- Exercise details: Determine the number of lines in the listing below where the string "schema" occurs; answer with the number alone.

- Data:
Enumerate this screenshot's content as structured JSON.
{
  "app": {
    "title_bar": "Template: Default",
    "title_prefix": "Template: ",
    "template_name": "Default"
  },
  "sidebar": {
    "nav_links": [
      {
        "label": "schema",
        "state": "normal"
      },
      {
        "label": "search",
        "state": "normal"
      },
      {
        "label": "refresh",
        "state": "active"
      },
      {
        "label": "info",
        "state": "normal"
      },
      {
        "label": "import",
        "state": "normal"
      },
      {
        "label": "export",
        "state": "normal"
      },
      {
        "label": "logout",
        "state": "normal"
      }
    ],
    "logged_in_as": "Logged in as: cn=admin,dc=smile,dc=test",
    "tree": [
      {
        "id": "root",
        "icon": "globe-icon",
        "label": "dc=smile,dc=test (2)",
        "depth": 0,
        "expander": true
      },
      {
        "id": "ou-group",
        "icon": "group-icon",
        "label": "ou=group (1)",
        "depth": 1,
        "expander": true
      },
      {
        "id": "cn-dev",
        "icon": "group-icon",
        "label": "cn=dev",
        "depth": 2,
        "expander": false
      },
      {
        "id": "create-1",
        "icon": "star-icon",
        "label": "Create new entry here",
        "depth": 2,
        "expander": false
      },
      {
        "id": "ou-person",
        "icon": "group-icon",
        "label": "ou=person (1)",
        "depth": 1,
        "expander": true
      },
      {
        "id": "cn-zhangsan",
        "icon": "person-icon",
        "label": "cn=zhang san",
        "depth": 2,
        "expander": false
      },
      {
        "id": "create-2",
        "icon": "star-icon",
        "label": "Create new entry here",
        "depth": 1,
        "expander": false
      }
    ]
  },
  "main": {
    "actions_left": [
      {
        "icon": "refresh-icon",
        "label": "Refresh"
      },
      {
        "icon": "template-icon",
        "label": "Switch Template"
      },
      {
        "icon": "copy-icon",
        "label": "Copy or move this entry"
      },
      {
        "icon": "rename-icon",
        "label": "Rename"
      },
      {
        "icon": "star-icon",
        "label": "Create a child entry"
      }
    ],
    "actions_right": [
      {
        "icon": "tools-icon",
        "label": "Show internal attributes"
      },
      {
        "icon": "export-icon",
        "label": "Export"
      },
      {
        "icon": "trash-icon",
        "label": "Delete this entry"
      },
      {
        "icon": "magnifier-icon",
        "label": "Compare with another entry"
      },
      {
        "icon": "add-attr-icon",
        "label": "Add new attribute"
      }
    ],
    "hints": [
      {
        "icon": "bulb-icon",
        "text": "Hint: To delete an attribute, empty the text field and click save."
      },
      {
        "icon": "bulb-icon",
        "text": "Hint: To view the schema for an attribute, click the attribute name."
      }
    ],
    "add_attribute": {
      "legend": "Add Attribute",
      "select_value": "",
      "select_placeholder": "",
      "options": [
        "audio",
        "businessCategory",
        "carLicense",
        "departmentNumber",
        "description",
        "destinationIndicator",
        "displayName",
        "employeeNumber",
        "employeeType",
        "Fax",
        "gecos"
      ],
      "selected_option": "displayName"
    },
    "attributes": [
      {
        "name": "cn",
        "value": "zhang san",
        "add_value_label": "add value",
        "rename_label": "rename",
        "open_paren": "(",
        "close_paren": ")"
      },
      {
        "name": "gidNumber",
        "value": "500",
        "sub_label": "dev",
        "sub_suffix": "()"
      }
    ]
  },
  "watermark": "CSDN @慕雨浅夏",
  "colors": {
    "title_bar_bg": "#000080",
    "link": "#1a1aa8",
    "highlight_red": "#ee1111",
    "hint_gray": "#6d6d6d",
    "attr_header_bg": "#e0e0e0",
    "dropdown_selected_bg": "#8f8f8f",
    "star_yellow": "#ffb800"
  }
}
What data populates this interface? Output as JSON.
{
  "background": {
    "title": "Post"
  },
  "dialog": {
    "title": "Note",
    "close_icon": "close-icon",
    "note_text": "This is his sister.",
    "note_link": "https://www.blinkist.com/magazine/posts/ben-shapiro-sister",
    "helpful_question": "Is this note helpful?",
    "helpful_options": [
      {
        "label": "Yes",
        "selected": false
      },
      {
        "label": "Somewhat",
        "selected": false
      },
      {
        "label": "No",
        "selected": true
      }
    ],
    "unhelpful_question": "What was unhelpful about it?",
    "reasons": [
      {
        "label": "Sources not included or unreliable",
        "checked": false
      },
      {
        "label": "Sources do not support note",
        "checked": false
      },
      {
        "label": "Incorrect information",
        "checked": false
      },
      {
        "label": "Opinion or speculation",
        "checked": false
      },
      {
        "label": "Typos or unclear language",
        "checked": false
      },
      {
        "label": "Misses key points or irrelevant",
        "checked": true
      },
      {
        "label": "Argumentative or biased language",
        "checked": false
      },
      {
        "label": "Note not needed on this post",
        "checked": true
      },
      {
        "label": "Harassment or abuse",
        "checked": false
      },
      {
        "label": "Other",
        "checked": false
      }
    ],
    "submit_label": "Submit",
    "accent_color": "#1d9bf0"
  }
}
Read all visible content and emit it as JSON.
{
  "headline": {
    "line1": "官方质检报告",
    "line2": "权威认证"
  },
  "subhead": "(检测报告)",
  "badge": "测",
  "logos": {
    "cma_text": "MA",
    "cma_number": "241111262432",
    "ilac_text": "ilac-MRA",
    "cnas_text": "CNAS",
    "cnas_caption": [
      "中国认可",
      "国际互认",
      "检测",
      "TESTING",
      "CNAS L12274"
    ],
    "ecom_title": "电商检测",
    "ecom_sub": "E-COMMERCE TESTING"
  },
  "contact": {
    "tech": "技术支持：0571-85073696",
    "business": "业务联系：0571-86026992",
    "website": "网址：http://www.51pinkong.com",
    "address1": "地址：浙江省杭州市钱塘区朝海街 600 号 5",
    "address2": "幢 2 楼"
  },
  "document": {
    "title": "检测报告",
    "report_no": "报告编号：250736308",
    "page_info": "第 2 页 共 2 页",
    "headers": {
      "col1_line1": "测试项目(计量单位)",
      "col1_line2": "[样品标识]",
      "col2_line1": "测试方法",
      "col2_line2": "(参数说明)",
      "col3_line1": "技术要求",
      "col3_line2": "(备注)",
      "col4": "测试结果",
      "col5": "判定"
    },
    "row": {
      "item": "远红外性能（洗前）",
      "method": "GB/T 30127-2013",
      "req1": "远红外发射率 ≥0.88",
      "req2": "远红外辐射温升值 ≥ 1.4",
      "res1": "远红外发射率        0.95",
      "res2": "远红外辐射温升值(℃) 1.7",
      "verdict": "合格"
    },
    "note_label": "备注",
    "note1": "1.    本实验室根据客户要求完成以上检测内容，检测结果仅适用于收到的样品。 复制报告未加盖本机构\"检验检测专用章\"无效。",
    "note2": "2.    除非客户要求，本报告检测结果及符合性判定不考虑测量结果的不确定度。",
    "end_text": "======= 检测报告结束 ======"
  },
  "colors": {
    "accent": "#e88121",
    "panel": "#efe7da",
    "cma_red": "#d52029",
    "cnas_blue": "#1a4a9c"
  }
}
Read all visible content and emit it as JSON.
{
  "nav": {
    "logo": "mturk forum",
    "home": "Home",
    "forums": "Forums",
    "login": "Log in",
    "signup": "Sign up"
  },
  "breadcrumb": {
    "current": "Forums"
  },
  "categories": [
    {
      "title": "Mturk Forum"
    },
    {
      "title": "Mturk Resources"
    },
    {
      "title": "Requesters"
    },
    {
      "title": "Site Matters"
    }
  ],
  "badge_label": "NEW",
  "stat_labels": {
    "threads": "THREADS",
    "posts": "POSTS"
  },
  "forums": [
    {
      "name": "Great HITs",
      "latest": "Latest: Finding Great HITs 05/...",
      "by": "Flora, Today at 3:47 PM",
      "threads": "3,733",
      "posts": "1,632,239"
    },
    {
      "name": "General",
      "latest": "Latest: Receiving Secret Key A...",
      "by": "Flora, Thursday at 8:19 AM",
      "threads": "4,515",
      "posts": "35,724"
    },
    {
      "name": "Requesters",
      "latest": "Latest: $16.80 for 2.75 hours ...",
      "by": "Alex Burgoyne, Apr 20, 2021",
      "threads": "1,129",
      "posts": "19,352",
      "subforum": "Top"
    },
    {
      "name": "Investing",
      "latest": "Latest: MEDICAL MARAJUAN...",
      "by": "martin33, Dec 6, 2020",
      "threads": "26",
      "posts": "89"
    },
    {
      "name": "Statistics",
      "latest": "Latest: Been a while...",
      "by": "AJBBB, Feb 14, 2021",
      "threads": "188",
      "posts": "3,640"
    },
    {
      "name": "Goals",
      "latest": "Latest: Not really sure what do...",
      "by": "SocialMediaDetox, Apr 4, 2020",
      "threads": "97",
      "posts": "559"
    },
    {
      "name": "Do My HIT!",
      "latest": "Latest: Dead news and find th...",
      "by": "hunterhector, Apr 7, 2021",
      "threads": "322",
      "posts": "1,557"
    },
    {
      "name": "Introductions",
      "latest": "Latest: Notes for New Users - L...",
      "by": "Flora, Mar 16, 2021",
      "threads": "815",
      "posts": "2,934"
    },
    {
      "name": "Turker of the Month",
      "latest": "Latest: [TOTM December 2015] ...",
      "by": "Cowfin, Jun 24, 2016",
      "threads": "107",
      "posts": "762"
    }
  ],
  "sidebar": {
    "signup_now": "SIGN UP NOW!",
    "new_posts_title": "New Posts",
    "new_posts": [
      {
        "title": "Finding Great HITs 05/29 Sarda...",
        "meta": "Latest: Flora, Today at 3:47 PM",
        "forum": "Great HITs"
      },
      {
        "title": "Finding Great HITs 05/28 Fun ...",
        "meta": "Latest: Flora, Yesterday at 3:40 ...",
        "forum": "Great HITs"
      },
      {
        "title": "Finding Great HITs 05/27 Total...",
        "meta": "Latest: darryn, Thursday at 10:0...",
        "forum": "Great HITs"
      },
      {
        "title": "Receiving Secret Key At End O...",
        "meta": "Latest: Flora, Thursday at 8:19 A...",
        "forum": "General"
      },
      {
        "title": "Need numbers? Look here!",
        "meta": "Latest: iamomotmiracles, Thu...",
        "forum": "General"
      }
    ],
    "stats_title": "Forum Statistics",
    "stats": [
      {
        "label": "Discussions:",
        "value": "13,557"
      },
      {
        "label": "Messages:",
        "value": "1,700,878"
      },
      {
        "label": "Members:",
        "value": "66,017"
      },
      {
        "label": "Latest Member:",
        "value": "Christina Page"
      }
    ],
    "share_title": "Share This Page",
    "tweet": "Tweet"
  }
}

- Result of this exercise: 2